== Exercise description ==
Wherever the word "sizeof" shows up in the data, report the line it sits in.

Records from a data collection
--

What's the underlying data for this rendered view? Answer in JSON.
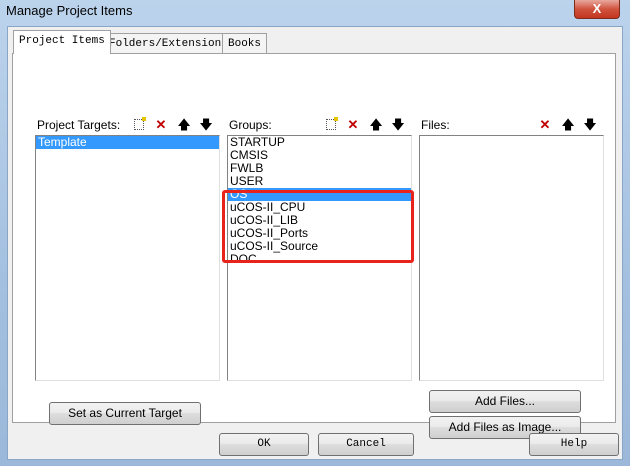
{
  "window": {
    "title": "Manage Project Items",
    "close_label": "X"
  },
  "tabs": [
    {
      "label": "Project Items",
      "active": true
    },
    {
      "label": "Folders/Extensions",
      "active": false
    },
    {
      "label": "Books",
      "active": false
    }
  ],
  "targets": {
    "label": "Project Targets:",
    "items": [
      "Template"
    ],
    "selected": 0
  },
  "groups": {
    "label": "Groups:",
    "items": [
      "STARTUP",
      "CMSIS",
      "FWLB",
      "USER",
      "OS",
      "uCOS-II_CPU",
      "uCOS-II_LIB",
      "uCOS-II_Ports",
      "uCOS-II_Source",
      "DOC"
    ],
    "selected": 4
  },
  "files": {
    "label": "Files:",
    "items": []
  },
  "buttons": {
    "set_current_target": "Set as Current Target",
    "add_files": "Add Files...",
    "add_files_as_image": "Add Files as Image...",
    "ok": "OK",
    "cancel": "Cancel",
    "help": "Help"
  },
  "icons": {
    "new": "new-item-icon",
    "delete": "delete-icon",
    "up": "move-up-icon",
    "down": "move-down-icon"
  },
  "colors": {
    "selection": "#3399ff",
    "highlight_box": "#e8231b"
  }
}
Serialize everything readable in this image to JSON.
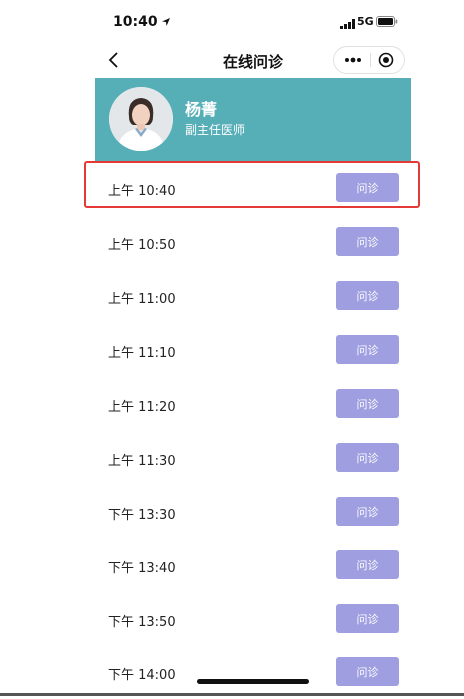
{
  "status_bar": {
    "time": "10:40",
    "network": "5G"
  },
  "nav": {
    "title": "在线问诊"
  },
  "doctor": {
    "name": "杨菁",
    "title": "副主任医师"
  },
  "slots": [
    {
      "time": "上午 10:40",
      "button": "问诊"
    },
    {
      "time": "上午 10:50",
      "button": "问诊"
    },
    {
      "time": "上午 11:00",
      "button": "问诊"
    },
    {
      "time": "上午 11:10",
      "button": "问诊"
    },
    {
      "time": "上午 11:20",
      "button": "问诊"
    },
    {
      "time": "上午 11:30",
      "button": "问诊"
    },
    {
      "time": "下午 13:30",
      "button": "问诊"
    },
    {
      "time": "下午 13:40",
      "button": "问诊"
    },
    {
      "time": "下午 13:50",
      "button": "问诊"
    },
    {
      "time": "下午 14:00",
      "button": "问诊"
    }
  ],
  "colors": {
    "header_bg": "#56aeb7",
    "button_bg": "#9e9ee0",
    "highlight_border": "#e53935"
  },
  "icons": [
    "location-arrow-icon",
    "signal-icon",
    "battery-icon",
    "back-chevron-icon",
    "more-dots-icon",
    "target-circle-icon"
  ]
}
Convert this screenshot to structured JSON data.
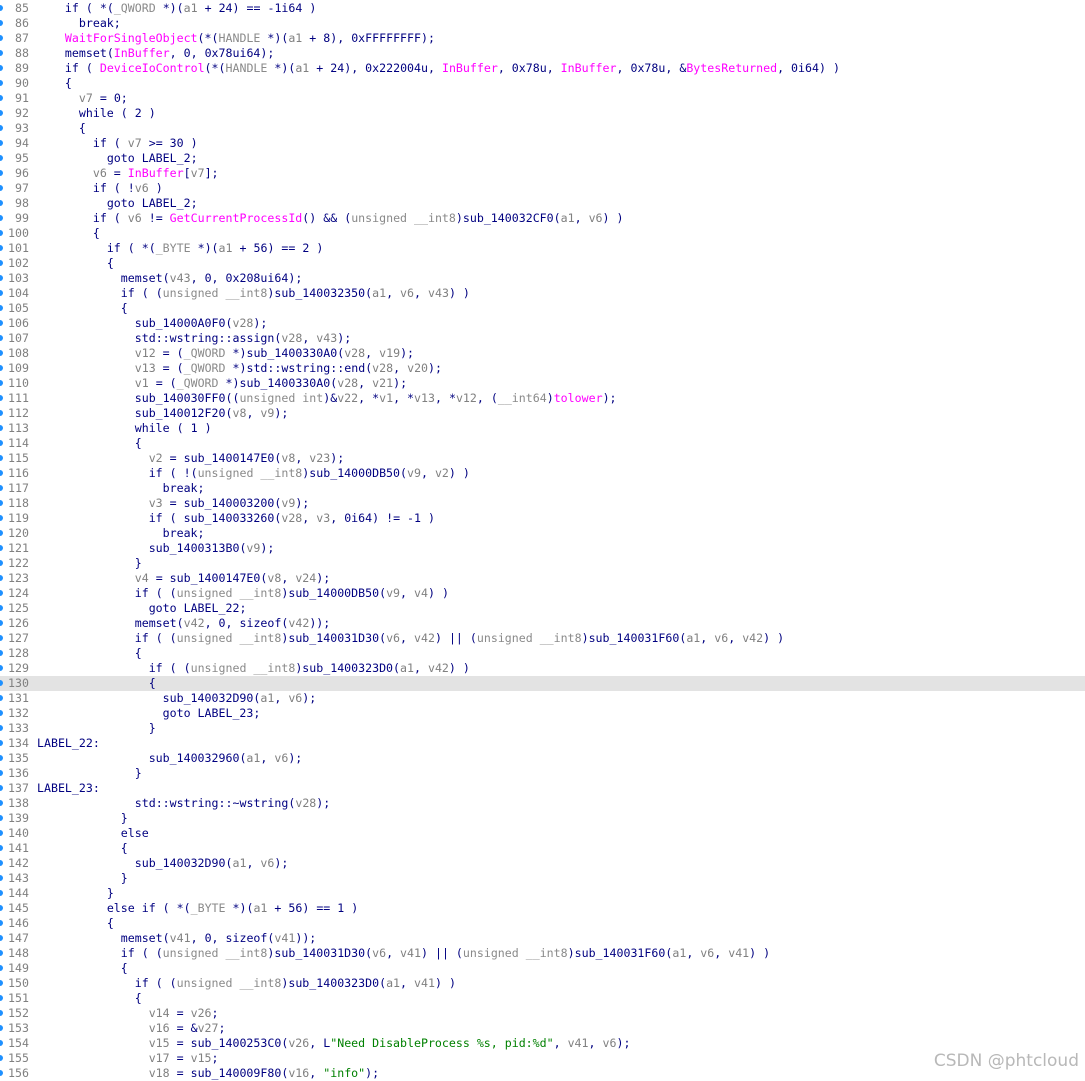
{
  "watermark": "CSDN @phtcloud",
  "highlighted_line": 130,
  "colors": {
    "text": "#000080",
    "variable": "#808080",
    "type": "#8a8a8a",
    "import_function": "#ff00ff",
    "line_number": "#808080",
    "string": "#008000",
    "marker_dot": "#1e90ff",
    "current_line_bg": "#e3e3e3"
  },
  "lines": [
    {
      "n": "85",
      "c": "    if ( *(_QWORD *)(a1 + 24) == -1i64 )"
    },
    {
      "n": "86",
      "c": "      break;"
    },
    {
      "n": "87",
      "c": "    WaitForSingleObject(*(HANDLE *)(a1 + 8), 0xFFFFFFFF);"
    },
    {
      "n": "88",
      "c": "    memset(InBuffer, 0, 0x78ui64);"
    },
    {
      "n": "89",
      "c": "    if ( DeviceIoControl(*(HANDLE *)(a1 + 24), 0x222004u, InBuffer, 0x78u, InBuffer, 0x78u, &BytesReturned, 0i64) )"
    },
    {
      "n": "90",
      "c": "    {"
    },
    {
      "n": "91",
      "c": "      v7 = 0;"
    },
    {
      "n": "92",
      "c": "      while ( 2 )"
    },
    {
      "n": "93",
      "c": "      {"
    },
    {
      "n": "94",
      "c": "        if ( v7 >= 30 )"
    },
    {
      "n": "95",
      "c": "          goto LABEL_2;"
    },
    {
      "n": "96",
      "c": "        v6 = InBuffer[v7];"
    },
    {
      "n": "97",
      "c": "        if ( !v6 )"
    },
    {
      "n": "98",
      "c": "          goto LABEL_2;"
    },
    {
      "n": "99",
      "c": "        if ( v6 != GetCurrentProcessId() && (unsigned __int8)sub_140032CF0(a1, v6) )"
    },
    {
      "n": "100",
      "c": "        {"
    },
    {
      "n": "101",
      "c": "          if ( *(_BYTE *)(a1 + 56) == 2 )"
    },
    {
      "n": "102",
      "c": "          {"
    },
    {
      "n": "103",
      "c": "            memset(v43, 0, 0x208ui64);"
    },
    {
      "n": "104",
      "c": "            if ( (unsigned __int8)sub_140032350(a1, v6, v43) )"
    },
    {
      "n": "105",
      "c": "            {"
    },
    {
      "n": "106",
      "c": "              sub_14000A0F0(v28);"
    },
    {
      "n": "107",
      "c": "              std::wstring::assign(v28, v43);"
    },
    {
      "n": "108",
      "c": "              v12 = (_QWORD *)sub_1400330A0(v28, v19);"
    },
    {
      "n": "109",
      "c": "              v13 = (_QWORD *)std::wstring::end(v28, v20);"
    },
    {
      "n": "110",
      "c": "              v1 = (_QWORD *)sub_1400330A0(v28, v21);"
    },
    {
      "n": "111",
      "c": "              sub_140030FF0((unsigned int)&v22, *v1, *v13, *v12, (__int64)tolower);"
    },
    {
      "n": "112",
      "c": "              sub_140012F20(v8, v9);"
    },
    {
      "n": "113",
      "c": "              while ( 1 )"
    },
    {
      "n": "114",
      "c": "              {"
    },
    {
      "n": "115",
      "c": "                v2 = sub_1400147E0(v8, v23);"
    },
    {
      "n": "116",
      "c": "                if ( !(unsigned __int8)sub_14000DB50(v9, v2) )"
    },
    {
      "n": "117",
      "c": "                  break;"
    },
    {
      "n": "118",
      "c": "                v3 = sub_140003200(v9);"
    },
    {
      "n": "119",
      "c": "                if ( sub_140033260(v28, v3, 0i64) != -1 )"
    },
    {
      "n": "120",
      "c": "                  break;"
    },
    {
      "n": "121",
      "c": "                sub_1400313B0(v9);"
    },
    {
      "n": "122",
      "c": "              }"
    },
    {
      "n": "123",
      "c": "              v4 = sub_1400147E0(v8, v24);"
    },
    {
      "n": "124",
      "c": "              if ( (unsigned __int8)sub_14000DB50(v9, v4) )"
    },
    {
      "n": "125",
      "c": "                goto LABEL_22;"
    },
    {
      "n": "126",
      "c": "              memset(v42, 0, sizeof(v42));"
    },
    {
      "n": "127",
      "c": "              if ( (unsigned __int8)sub_140031D30(v6, v42) || (unsigned __int8)sub_140031F60(a1, v6, v42) )"
    },
    {
      "n": "128",
      "c": "              {"
    },
    {
      "n": "129",
      "c": "                if ( (unsigned __int8)sub_1400323D0(a1, v42) )"
    },
    {
      "n": "130",
      "c": "                {"
    },
    {
      "n": "131",
      "c": "                  sub_140032D90(a1, v6);"
    },
    {
      "n": "132",
      "c": "                  goto LABEL_23;"
    },
    {
      "n": "133",
      "c": "                }"
    },
    {
      "n": "134",
      "c": "LABEL_22:"
    },
    {
      "n": "135",
      "c": "                sub_140032960(a1, v6);"
    },
    {
      "n": "136",
      "c": "              }"
    },
    {
      "n": "137",
      "c": "LABEL_23:"
    },
    {
      "n": "138",
      "c": "              std::wstring::~wstring(v28);"
    },
    {
      "n": "139",
      "c": "            }"
    },
    {
      "n": "140",
      "c": "            else"
    },
    {
      "n": "141",
      "c": "            {"
    },
    {
      "n": "142",
      "c": "              sub_140032D90(a1, v6);"
    },
    {
      "n": "143",
      "c": "            }"
    },
    {
      "n": "144",
      "c": "          }"
    },
    {
      "n": "145",
      "c": "          else if ( *(_BYTE *)(a1 + 56) == 1 )"
    },
    {
      "n": "146",
      "c": "          {"
    },
    {
      "n": "147",
      "c": "            memset(v41, 0, sizeof(v41));"
    },
    {
      "n": "148",
      "c": "            if ( (unsigned __int8)sub_140031D30(v6, v41) || (unsigned __int8)sub_140031F60(a1, v6, v41) )"
    },
    {
      "n": "149",
      "c": "            {"
    },
    {
      "n": "150",
      "c": "              if ( (unsigned __int8)sub_1400323D0(a1, v41) )"
    },
    {
      "n": "151",
      "c": "              {"
    },
    {
      "n": "152",
      "c": "                v14 = v26;"
    },
    {
      "n": "153",
      "c": "                v16 = &v27;"
    },
    {
      "n": "154",
      "c": "                v15 = sub_1400253C0(v26, L\"Need DisableProcess %s, pid:%d\", v41, v6);"
    },
    {
      "n": "155",
      "c": "                v17 = v15;"
    },
    {
      "n": "156",
      "c": "                v18 = sub_140009F80(v16, \"info\");"
    }
  ]
}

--

== Task result ==
      "c": "              memset(v42, 0, sizeof(v42));"
      "c": "            memset(v41, 0, sizeof(v41));"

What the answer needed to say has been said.